Once you find a line containing the word "true" in the entries below, copy it.

(Dataset rows for apps and sites)
---
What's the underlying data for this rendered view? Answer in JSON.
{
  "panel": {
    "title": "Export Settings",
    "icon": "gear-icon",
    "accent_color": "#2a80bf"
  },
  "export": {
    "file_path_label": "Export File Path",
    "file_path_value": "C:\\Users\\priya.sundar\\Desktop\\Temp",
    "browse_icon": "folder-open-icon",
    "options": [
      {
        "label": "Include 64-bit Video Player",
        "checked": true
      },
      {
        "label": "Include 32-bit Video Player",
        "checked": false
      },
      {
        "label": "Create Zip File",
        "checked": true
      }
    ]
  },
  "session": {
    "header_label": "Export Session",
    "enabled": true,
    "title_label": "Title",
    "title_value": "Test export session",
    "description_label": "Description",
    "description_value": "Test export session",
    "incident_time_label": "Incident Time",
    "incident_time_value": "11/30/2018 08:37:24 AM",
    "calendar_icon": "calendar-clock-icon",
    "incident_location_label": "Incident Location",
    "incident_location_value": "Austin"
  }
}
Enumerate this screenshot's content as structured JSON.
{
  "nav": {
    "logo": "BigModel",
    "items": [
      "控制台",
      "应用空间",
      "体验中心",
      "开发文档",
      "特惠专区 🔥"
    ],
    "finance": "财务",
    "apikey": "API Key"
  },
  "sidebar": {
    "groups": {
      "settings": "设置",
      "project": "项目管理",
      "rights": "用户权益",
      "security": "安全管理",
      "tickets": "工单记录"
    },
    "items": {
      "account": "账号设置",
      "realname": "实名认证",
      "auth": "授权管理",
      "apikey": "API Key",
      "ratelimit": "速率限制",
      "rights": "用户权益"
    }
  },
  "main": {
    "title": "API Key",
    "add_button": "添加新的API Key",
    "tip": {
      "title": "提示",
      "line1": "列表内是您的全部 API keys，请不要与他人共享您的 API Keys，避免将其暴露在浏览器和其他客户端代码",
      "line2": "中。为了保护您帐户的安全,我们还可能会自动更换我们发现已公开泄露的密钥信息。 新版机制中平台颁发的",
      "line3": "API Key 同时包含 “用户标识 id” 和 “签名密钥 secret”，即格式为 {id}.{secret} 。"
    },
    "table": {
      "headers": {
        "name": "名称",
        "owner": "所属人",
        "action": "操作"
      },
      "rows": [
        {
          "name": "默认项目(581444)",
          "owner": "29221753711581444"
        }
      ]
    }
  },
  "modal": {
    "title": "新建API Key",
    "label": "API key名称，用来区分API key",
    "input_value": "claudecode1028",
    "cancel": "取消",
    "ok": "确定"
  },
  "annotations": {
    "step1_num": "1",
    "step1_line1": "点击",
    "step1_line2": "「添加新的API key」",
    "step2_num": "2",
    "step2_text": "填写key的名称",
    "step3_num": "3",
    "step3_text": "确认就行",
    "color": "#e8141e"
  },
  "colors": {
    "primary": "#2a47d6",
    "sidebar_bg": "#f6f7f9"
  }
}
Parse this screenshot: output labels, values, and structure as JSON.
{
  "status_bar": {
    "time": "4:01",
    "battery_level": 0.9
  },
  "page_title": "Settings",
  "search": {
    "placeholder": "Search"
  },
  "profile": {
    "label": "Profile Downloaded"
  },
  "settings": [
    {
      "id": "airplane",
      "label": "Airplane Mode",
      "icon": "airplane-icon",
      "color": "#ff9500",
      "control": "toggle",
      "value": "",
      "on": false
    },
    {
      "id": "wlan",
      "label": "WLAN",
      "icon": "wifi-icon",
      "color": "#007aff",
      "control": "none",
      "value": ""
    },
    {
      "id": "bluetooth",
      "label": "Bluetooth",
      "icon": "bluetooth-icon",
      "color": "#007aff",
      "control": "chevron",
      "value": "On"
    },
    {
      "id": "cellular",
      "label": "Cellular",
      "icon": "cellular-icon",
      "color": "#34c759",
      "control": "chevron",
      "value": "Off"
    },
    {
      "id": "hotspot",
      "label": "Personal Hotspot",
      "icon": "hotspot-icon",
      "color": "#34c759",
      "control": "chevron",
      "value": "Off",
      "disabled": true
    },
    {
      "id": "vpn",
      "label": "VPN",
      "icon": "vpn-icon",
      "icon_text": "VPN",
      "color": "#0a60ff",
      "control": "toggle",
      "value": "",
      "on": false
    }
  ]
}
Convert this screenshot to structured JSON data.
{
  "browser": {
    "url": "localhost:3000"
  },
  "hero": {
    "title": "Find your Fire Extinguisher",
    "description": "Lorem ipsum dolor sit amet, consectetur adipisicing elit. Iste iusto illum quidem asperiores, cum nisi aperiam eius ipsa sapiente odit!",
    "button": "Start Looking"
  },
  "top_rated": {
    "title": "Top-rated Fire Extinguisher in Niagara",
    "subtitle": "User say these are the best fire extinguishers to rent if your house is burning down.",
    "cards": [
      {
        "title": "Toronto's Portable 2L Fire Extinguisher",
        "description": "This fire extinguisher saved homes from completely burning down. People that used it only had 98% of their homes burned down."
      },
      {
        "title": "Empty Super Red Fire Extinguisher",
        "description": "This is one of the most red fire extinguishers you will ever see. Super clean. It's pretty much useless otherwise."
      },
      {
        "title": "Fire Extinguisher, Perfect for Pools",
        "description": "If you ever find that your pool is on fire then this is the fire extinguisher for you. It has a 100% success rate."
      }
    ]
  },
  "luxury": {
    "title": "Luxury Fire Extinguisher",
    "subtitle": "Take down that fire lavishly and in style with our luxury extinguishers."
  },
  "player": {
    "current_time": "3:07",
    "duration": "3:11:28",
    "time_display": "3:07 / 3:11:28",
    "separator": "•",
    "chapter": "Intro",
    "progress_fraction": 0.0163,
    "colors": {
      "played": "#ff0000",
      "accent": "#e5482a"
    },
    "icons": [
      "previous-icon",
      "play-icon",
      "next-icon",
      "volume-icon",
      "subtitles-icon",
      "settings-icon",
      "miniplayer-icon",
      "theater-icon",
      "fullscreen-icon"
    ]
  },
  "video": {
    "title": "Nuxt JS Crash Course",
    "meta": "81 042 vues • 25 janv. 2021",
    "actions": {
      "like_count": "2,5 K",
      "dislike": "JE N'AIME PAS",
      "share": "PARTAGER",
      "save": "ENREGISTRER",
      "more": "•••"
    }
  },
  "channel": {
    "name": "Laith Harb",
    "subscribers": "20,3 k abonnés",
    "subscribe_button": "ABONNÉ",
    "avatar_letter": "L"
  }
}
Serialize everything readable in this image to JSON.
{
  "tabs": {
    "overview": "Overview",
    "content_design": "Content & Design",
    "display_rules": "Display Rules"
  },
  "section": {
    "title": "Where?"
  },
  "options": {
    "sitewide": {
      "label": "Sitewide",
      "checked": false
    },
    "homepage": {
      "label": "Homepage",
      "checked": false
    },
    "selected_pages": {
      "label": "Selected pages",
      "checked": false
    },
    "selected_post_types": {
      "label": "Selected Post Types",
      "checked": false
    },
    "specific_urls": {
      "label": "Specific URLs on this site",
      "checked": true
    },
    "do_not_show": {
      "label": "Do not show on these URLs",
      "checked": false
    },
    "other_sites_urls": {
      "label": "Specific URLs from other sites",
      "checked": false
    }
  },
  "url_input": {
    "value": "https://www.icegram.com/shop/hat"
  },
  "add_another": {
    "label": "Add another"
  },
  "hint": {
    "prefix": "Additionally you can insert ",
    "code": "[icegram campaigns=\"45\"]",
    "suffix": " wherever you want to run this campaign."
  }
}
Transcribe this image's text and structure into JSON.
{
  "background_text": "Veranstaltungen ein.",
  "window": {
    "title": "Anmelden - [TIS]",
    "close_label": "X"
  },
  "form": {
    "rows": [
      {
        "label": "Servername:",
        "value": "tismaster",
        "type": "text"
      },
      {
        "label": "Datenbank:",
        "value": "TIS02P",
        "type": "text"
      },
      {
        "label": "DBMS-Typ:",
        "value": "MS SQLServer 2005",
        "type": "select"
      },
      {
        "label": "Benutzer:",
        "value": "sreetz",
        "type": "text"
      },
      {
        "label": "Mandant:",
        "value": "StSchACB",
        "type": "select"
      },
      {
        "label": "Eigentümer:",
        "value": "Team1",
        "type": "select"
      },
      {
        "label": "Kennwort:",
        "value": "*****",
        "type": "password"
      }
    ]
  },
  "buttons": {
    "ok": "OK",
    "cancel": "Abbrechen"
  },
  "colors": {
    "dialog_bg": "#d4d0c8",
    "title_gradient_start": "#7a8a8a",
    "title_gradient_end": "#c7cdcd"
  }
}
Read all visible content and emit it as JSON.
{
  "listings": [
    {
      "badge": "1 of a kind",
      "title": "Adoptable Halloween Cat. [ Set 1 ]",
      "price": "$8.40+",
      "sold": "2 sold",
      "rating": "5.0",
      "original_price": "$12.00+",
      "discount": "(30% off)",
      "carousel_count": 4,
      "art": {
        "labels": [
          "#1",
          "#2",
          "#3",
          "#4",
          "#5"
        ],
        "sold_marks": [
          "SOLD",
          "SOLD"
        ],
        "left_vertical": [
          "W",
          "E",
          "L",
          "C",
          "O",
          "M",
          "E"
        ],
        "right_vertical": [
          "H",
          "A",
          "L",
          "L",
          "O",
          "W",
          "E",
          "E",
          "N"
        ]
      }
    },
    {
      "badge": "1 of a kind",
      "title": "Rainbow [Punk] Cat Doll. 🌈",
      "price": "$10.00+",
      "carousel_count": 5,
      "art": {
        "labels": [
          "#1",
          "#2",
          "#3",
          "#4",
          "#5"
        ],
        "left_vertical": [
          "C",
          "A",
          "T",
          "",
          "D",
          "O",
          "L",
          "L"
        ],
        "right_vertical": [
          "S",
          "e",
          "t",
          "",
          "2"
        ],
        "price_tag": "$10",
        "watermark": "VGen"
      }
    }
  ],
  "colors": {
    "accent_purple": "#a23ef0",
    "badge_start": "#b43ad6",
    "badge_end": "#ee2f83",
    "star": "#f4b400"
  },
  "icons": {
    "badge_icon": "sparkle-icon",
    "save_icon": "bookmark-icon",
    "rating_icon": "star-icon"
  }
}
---
Solution for this problem |
        "checked": true
        "checked": true
    "enabled": true,
      "disabled": true
      "checked": true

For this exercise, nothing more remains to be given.